 Whenever you get a root canal treatment (RCT) done, you are always advised to get a cap, or more technically a crown done for the tooth to keep it from falling apart. And it often sounds like "Get the cap treatment done or you will be tricked into more dental treatments". How true is that?  If you are reading this blog hoping I will say otherwise, you have knocked the wrong door. Here are some of the many reasons why you should get a tooth capped after RCT:

  1. The tooth was already weakened by the cavity that made the root canal treatment necessary. Your dentist further drilled a big hole right in the center of the tooth to get to the canals. So your tooth is now basically like a hollow shell, ready to cave in the next time you treat it with popcorn or hard candies. A cap or crown will encase the tooth from the outside and bear all loads. 

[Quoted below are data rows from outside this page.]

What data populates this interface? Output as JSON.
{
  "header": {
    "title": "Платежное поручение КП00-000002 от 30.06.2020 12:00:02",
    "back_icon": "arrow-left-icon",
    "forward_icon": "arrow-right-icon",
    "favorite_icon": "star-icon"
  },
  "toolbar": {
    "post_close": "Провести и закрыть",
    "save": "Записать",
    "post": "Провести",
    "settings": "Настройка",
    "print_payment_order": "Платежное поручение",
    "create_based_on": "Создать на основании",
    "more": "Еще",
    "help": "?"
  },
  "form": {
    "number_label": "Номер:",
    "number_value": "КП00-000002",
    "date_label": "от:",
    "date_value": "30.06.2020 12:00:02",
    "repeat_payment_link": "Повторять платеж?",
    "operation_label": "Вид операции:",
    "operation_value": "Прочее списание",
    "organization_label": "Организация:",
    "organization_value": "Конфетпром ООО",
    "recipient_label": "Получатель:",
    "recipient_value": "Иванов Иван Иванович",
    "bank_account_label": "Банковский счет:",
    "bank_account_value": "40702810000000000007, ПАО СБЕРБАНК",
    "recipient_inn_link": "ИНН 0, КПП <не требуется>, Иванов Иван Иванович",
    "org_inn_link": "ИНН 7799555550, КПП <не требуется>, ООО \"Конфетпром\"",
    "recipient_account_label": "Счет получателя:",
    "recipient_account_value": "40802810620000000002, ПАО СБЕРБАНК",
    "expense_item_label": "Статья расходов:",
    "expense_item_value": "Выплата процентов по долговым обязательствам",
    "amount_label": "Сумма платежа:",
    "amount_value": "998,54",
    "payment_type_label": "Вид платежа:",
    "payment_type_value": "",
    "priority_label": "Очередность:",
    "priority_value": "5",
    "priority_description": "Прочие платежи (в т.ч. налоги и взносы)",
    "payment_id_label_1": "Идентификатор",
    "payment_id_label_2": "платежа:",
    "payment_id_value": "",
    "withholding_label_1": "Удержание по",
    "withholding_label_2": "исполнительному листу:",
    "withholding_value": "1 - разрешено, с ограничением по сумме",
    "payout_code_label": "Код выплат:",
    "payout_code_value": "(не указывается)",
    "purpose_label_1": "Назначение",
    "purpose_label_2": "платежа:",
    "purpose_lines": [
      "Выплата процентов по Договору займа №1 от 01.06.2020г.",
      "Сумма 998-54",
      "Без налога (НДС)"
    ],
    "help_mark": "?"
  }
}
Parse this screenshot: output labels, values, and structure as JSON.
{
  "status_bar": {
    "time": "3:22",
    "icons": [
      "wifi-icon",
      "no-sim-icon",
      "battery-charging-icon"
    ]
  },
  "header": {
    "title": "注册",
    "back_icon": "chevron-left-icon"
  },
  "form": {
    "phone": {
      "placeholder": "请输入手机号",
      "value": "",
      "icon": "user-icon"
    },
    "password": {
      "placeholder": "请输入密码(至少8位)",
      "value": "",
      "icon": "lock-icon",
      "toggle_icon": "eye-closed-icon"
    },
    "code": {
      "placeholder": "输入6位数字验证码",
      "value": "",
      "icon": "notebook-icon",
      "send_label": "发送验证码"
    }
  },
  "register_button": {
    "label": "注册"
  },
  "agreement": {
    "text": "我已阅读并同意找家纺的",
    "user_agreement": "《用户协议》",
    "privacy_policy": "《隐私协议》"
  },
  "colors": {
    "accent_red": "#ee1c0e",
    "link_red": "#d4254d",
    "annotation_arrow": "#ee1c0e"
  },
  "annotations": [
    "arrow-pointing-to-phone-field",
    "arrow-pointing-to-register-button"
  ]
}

    A root canal treated tooth is liable to fracture without a cap or crown because its core structure has been removed. 
  2. When the root canals are cleaned, their blood supply is cut off. This dehydrates the tooth and makes it brittle. 
  3. When the root canals are cleaned, their nerve supply is cut off. This means you are less likely to realize when you are putting excessive pressure on the tooth. 
  4. If a root canal treated tooth fractures, there is little the dentist can do. It needs to be removed and all the time and money spent for your root canal treatment goes in vain. And if you think, losing the tooth is getting rid of the problem once and for all, you are in for more trick or treat! The empty space will, over time, cause shifting of other teeth with more cavities and gum problems. To prevent that, you need a dental implant or a bridge done.
  So, a cap or crown after RCT gives the tooth strength to bite like your natural tooth, longevity to survive like your natural tooth and beauty to look like your natural tooth. The only trick now is in making the right choice for your crown.